## What is being asked
Copy every line in the listing that contains "title".

# # # #

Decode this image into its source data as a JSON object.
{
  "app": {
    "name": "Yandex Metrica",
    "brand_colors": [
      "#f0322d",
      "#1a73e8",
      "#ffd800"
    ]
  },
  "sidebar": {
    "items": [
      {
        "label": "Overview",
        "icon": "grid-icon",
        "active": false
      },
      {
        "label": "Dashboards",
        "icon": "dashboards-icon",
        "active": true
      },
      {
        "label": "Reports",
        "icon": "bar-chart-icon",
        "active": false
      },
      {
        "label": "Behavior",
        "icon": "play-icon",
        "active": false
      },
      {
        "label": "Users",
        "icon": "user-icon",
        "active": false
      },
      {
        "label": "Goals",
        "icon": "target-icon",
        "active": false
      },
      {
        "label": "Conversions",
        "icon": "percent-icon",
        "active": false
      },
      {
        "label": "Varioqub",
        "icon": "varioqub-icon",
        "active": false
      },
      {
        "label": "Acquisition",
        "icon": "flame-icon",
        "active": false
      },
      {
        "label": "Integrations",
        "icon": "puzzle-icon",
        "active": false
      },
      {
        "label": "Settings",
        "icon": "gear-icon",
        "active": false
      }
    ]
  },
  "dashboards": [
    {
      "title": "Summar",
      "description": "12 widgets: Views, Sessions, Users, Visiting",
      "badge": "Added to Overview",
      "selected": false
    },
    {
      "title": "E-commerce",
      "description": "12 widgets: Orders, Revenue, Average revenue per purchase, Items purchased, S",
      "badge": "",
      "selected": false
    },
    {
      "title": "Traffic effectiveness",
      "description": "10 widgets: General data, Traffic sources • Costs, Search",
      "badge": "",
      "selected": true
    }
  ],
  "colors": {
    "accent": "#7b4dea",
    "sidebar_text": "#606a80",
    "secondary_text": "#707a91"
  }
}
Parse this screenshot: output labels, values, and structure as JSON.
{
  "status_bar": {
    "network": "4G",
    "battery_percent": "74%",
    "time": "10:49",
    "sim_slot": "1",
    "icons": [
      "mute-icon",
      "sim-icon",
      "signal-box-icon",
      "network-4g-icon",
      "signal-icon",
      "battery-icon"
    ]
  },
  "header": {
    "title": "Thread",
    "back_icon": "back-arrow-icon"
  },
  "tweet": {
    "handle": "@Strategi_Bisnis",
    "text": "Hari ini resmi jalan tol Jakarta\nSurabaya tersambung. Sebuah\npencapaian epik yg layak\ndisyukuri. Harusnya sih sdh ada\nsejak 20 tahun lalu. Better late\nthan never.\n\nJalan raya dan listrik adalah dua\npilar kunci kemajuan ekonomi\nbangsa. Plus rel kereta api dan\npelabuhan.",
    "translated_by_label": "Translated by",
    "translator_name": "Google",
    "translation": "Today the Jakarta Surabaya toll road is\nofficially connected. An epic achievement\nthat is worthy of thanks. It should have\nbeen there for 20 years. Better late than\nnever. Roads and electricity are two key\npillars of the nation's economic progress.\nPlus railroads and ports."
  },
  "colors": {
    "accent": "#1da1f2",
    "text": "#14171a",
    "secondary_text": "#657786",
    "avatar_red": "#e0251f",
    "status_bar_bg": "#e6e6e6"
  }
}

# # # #

## Result for this exercise
      "title": "Summar",
      "title": "E-commerce",
      "title": "Traffic effectiveness",
    "title": "Thread",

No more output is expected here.